“This flood affected rich and poor alike,” she said. “We are very worried about the homes where no flood insurance was required and the families do not have the resources to go out and buy all new insulation, drywall, baseboard molding, doors and appliances. Those families need their homes repaired quickly before any unwelcome black mold takes over.”

100 percent of donations made to our disaster fund will go toward helping these families rebuild their homes and their lives.

Scenes like this are all too common in Tangipahoa Parish, where more than 1,000 homes took in water from last week's massive rains.

Scenes like this are all too common in Tangipahoa Parish, where more than 1,000 homes took in water from last week’s massive rains.

Our friends at Ginger Ford Northshore do an outstanding job and already had committed to one new home build, two ReNew projects and at least 25 Greater Blessing repairs before this flood struck. Those ambitious plans already had stretched their 2016 budget thin, and they currently do not have the money in their budget for this recovery effort. But this outstanding Fuller Center covenant partner stands willing to help flood victims if we can simply help them raise the money to do the job.

So let’s do it! Let’s extend that helping hand to families in need!

The Fuller Center for Housing helps families in need of a decent place to call home. That need becomes stark when disaster strikes, disproportionately affecting the most vulnerable among us. As the floodwaters recede in Louisiana many families are facing great hardship, especially those who were uninsured and don’t have access to the resources to repair their homes.

We will be reaching out to these families, and we need your support.

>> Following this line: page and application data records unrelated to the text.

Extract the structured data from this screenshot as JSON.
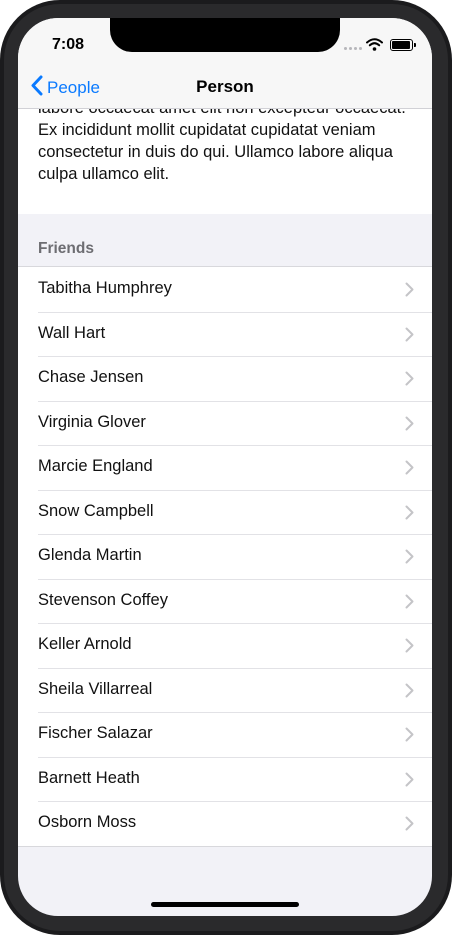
{
  "status": {
    "time": "7:08"
  },
  "nav": {
    "back_label": "People",
    "title": "Person"
  },
  "description": "labore occaecat amet elit non excepteur occaecat. Ex incididunt mollit cupidatat cupidatat veniam consectetur in duis do qui. Ullamco labore aliqua culpa ullamco elit.",
  "friends": {
    "header": "Friends",
    "items": [
      {
        "name": "Tabitha Humphrey"
      },
      {
        "name": "Wall Hart"
      },
      {
        "name": "Chase Jensen"
      },
      {
        "name": "Virginia Glover"
      },
      {
        "name": "Marcie England"
      },
      {
        "name": "Snow Campbell"
      },
      {
        "name": "Glenda Martin"
      },
      {
        "name": "Stevenson Coffey"
      },
      {
        "name": "Keller Arnold"
      },
      {
        "name": "Sheila Villarreal"
      },
      {
        "name": "Fischer Salazar"
      },
      {
        "name": "Barnett Heath"
      },
      {
        "name": "Osborn Moss"
      }
    ]
  },
  "colors": {
    "accent": "#0a7aff",
    "background": "#f2f2f7",
    "chevron": "#c4c4c7"
  },
  "icons": {
    "back": "chevron-left-icon",
    "row": "chevron-right-icon",
    "wifi": "wifi-icon",
    "battery": "battery-icon"
  }
}
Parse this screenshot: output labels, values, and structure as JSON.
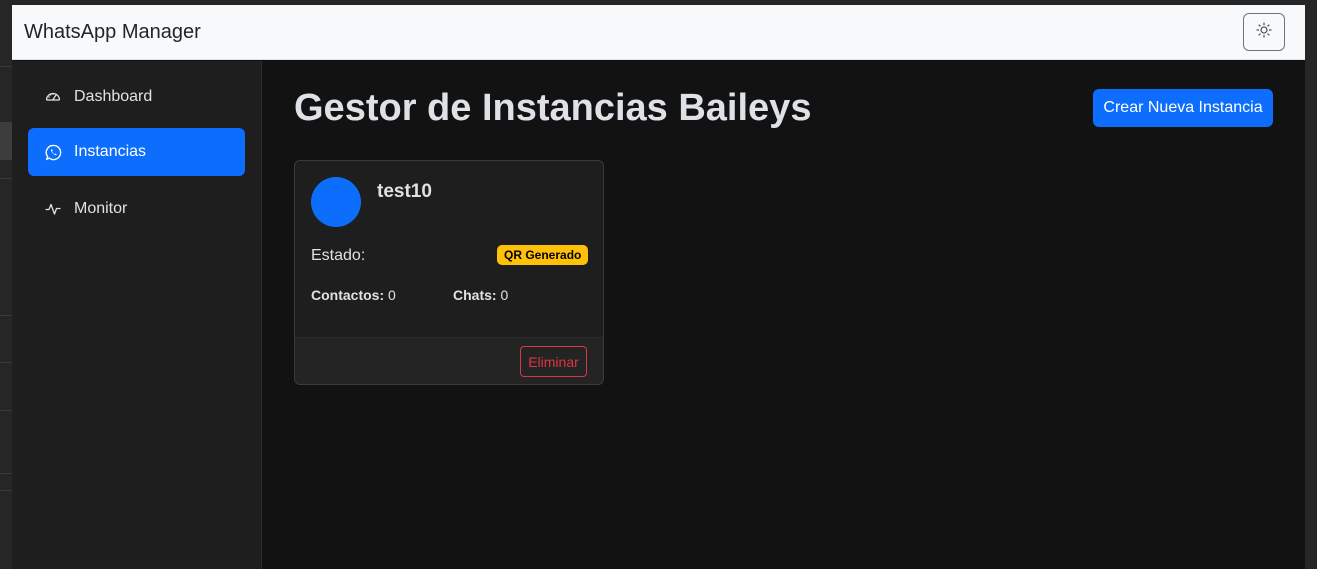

Remember, 100 percent of donations made to our disaster fund will go toward helping these families rebuild their homes and their lives.

donate to help flood victims